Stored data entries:
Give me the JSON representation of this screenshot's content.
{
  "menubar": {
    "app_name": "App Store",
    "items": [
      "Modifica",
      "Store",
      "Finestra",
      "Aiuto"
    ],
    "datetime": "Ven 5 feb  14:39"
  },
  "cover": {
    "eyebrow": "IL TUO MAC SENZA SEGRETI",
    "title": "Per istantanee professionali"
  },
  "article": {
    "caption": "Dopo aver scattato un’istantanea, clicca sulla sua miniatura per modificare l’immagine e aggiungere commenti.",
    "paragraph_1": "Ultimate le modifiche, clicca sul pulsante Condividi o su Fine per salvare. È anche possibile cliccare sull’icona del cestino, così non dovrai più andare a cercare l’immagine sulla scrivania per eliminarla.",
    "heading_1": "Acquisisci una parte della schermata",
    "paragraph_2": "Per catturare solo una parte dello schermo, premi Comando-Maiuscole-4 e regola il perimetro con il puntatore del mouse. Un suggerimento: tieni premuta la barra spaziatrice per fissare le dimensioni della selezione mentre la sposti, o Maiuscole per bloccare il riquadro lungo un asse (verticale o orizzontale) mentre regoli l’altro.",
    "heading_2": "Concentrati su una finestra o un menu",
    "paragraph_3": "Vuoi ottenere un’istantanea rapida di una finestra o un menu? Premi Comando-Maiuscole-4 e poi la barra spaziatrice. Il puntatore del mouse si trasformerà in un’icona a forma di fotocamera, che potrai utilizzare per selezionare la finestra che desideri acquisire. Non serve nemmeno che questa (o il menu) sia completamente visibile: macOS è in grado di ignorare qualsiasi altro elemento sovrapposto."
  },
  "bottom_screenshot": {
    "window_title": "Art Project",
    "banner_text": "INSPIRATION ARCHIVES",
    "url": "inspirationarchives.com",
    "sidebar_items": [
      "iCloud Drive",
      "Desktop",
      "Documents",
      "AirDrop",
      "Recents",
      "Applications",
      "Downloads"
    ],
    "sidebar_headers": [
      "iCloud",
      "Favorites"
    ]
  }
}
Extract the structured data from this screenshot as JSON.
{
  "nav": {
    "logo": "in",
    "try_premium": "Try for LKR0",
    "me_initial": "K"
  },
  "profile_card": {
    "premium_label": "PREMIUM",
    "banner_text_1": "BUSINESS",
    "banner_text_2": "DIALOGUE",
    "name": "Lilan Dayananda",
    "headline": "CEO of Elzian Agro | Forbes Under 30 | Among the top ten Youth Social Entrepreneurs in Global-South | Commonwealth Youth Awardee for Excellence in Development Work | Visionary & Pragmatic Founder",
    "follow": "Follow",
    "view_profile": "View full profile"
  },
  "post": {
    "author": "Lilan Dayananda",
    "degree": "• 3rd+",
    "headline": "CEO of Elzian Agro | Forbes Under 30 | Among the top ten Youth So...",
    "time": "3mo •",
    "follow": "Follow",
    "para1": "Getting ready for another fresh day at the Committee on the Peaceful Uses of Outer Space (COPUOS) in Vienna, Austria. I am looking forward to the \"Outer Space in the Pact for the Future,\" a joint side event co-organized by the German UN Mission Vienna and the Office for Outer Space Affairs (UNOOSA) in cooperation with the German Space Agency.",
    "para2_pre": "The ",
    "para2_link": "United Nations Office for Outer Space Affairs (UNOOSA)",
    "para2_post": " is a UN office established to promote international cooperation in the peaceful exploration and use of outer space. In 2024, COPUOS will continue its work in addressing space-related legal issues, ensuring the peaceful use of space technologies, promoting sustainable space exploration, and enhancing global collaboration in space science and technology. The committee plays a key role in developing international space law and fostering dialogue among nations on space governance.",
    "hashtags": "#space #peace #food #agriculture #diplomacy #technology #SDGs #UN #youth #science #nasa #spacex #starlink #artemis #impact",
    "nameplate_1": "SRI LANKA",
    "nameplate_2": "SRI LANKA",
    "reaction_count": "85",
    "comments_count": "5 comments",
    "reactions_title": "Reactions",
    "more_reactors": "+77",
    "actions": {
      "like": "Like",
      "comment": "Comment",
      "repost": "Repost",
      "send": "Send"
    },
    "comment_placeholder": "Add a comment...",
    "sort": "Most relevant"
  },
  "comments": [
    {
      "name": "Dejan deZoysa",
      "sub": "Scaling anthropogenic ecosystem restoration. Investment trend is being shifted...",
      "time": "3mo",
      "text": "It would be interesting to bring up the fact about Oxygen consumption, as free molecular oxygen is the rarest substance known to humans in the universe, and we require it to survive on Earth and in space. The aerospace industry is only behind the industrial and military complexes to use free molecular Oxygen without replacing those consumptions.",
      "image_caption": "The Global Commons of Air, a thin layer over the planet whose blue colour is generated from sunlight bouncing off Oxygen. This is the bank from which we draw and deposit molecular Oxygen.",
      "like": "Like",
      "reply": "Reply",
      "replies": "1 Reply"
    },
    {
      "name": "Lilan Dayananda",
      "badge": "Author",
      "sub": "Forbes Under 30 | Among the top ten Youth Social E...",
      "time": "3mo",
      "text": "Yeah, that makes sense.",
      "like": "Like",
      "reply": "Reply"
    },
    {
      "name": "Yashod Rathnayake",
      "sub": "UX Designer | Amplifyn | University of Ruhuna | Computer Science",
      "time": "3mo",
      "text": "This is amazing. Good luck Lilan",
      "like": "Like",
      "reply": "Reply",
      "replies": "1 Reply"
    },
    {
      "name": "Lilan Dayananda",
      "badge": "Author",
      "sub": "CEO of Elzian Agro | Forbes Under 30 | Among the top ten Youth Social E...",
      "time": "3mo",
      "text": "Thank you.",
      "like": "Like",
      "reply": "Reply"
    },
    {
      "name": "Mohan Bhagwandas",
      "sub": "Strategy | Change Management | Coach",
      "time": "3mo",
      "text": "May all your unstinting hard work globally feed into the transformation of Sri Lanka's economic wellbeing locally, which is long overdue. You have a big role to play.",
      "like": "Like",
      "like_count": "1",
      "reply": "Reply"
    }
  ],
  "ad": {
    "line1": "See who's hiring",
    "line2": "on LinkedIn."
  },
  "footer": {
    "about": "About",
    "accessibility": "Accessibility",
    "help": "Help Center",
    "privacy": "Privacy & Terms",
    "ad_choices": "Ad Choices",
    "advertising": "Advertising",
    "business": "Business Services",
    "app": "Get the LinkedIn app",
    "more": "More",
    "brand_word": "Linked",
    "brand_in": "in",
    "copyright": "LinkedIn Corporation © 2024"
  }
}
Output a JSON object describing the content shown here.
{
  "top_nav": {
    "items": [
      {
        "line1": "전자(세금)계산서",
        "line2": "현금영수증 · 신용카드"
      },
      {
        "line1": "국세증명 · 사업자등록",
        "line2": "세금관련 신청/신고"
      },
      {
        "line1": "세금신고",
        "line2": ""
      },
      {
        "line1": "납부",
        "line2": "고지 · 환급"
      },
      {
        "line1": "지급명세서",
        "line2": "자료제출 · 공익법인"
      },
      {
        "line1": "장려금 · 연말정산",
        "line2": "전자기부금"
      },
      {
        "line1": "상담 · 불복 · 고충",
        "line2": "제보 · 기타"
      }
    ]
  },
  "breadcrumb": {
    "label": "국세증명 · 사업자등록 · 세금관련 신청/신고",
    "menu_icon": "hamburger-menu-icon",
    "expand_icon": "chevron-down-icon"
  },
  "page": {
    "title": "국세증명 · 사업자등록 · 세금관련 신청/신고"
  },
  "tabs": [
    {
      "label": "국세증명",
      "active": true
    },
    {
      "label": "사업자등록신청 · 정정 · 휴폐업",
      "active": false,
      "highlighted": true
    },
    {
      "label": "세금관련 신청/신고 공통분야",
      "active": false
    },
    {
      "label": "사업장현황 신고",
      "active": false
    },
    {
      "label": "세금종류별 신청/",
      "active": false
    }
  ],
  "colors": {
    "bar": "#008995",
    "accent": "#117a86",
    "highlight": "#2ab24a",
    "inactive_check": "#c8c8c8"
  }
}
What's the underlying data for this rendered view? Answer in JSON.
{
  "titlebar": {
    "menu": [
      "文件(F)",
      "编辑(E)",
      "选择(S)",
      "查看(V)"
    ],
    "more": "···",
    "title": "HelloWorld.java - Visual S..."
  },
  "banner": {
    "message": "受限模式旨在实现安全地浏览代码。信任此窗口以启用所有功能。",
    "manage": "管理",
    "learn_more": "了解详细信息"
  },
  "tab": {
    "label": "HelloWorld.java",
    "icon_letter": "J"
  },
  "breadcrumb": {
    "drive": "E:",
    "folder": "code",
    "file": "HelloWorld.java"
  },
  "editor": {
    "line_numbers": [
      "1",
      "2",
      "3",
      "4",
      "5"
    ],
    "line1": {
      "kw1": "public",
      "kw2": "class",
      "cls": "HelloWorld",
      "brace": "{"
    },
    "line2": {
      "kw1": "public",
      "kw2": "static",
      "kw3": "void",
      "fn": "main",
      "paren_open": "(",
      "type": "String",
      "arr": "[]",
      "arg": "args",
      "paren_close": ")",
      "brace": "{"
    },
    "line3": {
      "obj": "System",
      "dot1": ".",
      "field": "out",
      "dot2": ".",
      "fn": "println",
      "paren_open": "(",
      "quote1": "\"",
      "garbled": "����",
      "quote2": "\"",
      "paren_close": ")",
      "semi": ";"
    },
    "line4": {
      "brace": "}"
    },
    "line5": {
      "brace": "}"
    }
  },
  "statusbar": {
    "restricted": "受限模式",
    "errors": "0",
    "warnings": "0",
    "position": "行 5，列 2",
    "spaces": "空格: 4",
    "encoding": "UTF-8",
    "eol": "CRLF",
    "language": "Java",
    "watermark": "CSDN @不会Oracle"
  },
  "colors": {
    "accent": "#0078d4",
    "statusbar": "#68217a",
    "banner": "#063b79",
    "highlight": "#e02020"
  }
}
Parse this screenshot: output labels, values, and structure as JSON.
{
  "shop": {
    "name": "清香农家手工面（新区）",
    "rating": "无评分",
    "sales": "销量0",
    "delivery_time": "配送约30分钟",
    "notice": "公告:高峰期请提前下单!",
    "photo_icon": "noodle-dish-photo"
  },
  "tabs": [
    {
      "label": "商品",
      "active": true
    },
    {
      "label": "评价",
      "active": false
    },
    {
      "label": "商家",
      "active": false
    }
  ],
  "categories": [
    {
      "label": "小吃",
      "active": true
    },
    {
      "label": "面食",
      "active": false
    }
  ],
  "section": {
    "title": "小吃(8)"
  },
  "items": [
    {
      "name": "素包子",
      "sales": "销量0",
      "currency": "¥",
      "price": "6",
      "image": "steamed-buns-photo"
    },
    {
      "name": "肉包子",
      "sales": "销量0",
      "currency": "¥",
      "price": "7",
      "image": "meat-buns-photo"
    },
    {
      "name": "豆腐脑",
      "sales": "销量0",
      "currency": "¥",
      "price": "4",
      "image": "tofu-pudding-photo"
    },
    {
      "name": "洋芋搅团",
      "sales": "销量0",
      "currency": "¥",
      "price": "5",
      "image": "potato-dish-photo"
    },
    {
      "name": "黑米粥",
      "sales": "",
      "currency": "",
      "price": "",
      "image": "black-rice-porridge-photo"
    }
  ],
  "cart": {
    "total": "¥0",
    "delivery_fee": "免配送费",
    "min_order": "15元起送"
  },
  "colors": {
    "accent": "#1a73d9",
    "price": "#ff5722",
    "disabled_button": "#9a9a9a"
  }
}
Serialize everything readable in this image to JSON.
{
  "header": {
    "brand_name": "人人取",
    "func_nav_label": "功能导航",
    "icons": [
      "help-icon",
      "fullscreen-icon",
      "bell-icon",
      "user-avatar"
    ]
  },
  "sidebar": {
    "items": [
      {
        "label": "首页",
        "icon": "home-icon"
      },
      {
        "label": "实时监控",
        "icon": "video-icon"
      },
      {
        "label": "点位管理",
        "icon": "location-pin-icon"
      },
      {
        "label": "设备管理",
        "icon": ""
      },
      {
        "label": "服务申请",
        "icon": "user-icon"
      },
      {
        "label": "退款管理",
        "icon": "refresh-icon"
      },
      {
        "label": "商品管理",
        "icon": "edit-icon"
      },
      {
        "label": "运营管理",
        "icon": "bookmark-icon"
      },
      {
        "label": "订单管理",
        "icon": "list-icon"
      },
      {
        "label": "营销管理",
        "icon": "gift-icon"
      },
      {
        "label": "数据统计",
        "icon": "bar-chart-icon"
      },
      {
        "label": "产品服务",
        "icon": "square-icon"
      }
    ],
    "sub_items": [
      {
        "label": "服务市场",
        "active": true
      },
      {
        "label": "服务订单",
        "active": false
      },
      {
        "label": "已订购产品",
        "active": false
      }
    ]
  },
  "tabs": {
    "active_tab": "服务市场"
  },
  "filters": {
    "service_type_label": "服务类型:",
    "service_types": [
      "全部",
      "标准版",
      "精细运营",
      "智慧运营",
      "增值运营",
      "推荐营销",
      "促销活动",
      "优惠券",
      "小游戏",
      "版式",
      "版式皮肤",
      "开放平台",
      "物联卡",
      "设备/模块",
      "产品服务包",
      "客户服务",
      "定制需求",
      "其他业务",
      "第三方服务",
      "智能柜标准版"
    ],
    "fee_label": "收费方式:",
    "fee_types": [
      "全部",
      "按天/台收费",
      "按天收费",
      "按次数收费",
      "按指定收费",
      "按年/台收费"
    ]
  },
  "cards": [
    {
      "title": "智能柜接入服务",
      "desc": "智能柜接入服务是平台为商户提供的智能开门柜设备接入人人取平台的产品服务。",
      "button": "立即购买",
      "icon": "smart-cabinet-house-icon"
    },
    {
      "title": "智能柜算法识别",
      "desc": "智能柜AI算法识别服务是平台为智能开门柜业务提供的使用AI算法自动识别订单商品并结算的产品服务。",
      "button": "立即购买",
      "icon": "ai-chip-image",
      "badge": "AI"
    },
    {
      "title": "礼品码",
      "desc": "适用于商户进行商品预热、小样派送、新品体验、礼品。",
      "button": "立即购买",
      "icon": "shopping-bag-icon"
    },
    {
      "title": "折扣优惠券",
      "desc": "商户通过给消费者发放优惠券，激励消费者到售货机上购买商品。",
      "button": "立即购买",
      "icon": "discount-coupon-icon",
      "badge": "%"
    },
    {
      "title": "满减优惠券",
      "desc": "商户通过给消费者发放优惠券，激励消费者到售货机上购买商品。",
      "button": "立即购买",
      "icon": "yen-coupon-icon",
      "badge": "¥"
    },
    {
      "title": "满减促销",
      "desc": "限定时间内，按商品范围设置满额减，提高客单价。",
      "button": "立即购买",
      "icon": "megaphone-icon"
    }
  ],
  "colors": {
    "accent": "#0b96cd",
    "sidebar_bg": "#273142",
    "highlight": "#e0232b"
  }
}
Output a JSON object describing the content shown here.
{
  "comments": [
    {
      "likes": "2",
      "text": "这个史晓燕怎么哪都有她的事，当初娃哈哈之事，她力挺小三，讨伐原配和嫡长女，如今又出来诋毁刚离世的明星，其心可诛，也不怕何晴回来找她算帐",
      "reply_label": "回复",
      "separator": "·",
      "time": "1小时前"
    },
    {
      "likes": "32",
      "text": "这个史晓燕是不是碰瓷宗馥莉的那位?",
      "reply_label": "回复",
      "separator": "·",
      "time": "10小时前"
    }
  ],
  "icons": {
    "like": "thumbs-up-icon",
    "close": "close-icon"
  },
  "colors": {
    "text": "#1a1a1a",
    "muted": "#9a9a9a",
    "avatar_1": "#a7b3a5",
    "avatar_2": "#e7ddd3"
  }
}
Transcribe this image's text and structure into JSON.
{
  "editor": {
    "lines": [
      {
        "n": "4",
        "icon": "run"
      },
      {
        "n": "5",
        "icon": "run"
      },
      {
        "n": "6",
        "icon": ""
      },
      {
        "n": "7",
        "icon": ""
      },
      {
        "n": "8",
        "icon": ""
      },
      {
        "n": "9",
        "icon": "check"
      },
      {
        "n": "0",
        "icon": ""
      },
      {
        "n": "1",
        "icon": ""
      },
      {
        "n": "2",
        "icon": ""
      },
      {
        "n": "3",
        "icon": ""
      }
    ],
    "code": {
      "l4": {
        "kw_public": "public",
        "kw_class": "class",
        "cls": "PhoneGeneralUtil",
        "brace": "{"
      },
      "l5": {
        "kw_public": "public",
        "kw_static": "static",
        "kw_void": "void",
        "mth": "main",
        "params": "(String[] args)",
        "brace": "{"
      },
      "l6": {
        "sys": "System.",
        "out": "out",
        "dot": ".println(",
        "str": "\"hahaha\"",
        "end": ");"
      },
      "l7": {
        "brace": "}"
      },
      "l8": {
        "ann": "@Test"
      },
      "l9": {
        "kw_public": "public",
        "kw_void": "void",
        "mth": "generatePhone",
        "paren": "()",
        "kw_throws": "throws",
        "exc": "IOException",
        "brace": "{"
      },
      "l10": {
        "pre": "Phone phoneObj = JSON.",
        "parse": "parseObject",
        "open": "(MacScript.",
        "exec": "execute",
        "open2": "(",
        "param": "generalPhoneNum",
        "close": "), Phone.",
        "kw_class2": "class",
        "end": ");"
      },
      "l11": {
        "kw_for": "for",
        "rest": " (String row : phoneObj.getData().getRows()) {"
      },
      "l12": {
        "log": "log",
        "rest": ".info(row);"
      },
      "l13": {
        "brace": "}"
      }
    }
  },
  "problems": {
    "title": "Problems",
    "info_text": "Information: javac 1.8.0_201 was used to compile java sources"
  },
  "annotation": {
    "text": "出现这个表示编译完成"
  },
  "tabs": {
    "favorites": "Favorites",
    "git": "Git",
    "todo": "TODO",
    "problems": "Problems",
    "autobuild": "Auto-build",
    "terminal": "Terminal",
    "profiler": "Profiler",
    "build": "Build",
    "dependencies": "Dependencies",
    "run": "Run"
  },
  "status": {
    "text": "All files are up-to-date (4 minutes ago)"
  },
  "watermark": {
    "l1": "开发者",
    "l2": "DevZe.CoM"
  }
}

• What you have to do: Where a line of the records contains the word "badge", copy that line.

• Result of this task:
      "badge": "Author",
      "badge": "Author",
      "badge": "AI"
      "badge": "%"
      "badge": "¥"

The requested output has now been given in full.